◆ **REQUIRED WORK**:
Answer with a bare number: the count of lines in the data below that contain the word "JSON".

◆ **MATERIAL PROVIDED**:
- Opening Delimiter -

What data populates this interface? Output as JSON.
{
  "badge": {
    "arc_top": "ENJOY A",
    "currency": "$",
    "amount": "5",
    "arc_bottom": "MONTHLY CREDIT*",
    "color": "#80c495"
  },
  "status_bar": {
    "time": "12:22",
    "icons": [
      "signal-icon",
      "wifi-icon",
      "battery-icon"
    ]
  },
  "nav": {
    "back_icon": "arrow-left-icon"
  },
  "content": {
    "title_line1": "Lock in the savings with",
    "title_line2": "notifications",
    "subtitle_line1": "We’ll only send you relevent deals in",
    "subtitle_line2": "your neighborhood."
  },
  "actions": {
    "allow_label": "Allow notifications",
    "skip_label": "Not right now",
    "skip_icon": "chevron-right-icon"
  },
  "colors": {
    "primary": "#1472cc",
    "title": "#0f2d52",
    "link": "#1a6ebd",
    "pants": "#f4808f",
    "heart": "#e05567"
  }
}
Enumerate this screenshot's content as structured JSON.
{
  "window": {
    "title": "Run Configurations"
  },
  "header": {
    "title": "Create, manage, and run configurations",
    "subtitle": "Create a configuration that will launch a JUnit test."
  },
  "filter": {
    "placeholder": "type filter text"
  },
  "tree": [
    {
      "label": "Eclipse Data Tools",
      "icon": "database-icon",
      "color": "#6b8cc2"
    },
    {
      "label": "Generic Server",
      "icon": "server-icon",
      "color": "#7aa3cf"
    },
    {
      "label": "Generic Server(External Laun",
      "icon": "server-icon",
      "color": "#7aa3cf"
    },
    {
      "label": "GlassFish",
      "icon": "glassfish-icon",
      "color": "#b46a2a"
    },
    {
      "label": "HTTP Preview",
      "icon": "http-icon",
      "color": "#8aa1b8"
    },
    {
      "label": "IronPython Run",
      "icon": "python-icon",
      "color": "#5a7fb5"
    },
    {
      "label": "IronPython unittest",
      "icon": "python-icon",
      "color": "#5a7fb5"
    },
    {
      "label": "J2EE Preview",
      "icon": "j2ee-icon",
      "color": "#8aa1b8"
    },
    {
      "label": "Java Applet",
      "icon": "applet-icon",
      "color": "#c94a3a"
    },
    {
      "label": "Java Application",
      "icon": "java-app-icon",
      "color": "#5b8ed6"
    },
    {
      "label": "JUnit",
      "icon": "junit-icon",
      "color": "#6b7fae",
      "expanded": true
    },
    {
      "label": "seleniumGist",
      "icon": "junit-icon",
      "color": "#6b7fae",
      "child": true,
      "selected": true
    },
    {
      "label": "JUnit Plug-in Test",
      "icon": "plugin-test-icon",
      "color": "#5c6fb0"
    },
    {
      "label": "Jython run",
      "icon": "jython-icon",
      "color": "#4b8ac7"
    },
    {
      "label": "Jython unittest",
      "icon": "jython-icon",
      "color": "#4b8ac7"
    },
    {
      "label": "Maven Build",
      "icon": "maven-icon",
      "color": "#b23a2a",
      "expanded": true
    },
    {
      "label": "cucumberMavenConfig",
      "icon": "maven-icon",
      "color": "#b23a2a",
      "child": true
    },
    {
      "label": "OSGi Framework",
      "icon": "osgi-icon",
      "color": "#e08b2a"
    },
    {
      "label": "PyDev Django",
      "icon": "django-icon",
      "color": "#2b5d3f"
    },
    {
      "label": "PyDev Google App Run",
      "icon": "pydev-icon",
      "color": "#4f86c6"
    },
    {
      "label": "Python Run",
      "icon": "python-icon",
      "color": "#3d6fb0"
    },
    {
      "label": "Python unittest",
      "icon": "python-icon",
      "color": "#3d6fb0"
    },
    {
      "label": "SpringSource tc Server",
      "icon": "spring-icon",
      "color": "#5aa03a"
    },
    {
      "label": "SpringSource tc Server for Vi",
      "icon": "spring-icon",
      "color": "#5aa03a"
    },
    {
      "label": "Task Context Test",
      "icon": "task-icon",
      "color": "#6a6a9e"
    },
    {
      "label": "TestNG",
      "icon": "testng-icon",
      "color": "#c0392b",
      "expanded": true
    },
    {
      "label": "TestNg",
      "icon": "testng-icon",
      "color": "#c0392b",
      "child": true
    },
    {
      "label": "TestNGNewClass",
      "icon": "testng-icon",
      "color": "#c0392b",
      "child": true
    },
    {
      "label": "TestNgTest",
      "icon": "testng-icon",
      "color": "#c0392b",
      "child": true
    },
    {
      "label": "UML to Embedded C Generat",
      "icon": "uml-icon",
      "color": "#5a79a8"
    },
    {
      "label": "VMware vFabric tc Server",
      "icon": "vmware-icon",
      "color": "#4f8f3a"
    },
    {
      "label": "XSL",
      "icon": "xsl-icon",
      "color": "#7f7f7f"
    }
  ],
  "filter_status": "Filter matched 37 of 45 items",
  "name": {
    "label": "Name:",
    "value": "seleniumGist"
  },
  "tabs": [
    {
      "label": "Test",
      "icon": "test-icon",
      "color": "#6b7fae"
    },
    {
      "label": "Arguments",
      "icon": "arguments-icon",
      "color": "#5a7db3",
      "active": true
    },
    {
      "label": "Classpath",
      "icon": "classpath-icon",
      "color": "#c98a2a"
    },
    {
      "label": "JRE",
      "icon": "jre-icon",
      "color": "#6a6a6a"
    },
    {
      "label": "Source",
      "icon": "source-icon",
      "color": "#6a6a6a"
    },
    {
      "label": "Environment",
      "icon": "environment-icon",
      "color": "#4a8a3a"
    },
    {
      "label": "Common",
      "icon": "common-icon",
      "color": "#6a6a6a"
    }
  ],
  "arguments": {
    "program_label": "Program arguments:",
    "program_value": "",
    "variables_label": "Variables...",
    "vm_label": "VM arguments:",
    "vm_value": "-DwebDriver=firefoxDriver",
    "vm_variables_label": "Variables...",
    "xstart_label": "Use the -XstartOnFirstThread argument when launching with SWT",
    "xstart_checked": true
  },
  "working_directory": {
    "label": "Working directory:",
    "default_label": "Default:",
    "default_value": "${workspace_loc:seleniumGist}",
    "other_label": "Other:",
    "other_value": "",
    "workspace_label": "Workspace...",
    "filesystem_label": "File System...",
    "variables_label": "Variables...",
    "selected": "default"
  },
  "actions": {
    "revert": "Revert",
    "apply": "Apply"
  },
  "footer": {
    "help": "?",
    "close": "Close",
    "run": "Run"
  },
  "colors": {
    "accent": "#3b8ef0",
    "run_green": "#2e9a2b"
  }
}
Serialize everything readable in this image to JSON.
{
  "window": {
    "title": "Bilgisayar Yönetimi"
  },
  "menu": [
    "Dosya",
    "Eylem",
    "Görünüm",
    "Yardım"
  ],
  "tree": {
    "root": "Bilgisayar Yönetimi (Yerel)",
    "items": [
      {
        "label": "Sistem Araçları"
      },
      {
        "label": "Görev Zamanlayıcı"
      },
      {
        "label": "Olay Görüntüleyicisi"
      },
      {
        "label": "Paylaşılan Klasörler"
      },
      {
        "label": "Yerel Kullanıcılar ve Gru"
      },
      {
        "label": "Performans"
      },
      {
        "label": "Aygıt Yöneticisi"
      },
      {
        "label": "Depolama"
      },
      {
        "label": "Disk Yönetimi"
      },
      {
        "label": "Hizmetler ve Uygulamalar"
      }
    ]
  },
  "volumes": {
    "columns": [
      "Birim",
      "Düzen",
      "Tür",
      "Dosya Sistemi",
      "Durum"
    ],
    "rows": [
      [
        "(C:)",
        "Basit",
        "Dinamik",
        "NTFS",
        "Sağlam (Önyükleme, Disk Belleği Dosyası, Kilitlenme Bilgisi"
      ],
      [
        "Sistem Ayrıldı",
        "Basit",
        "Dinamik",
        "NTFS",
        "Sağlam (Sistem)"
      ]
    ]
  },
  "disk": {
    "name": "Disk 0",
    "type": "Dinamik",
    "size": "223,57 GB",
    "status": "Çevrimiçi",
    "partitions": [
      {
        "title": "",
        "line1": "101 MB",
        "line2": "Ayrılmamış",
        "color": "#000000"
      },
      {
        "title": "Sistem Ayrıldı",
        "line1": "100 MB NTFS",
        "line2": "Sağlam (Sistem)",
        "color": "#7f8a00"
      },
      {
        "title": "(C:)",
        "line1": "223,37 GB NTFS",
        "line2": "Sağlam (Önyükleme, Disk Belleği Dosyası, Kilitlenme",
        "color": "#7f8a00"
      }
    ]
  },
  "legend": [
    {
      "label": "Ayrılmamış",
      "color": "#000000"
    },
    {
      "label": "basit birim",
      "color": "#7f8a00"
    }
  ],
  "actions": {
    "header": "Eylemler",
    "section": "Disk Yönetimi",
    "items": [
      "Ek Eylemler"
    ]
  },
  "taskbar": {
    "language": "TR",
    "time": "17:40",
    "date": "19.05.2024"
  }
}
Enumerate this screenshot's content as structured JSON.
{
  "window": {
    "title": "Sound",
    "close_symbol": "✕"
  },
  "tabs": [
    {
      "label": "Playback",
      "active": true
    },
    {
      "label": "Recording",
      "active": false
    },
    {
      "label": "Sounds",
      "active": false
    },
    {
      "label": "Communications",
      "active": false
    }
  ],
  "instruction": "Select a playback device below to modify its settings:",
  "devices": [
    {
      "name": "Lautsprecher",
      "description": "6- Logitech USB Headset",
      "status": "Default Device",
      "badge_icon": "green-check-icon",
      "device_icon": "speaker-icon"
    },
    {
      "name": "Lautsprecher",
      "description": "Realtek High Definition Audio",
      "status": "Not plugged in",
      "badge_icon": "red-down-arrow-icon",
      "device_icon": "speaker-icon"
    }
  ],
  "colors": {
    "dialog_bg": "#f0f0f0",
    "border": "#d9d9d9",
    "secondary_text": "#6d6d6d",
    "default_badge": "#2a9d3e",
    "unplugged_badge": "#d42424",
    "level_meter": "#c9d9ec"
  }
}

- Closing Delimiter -

◆ **SOLVED PROBLEM**:
4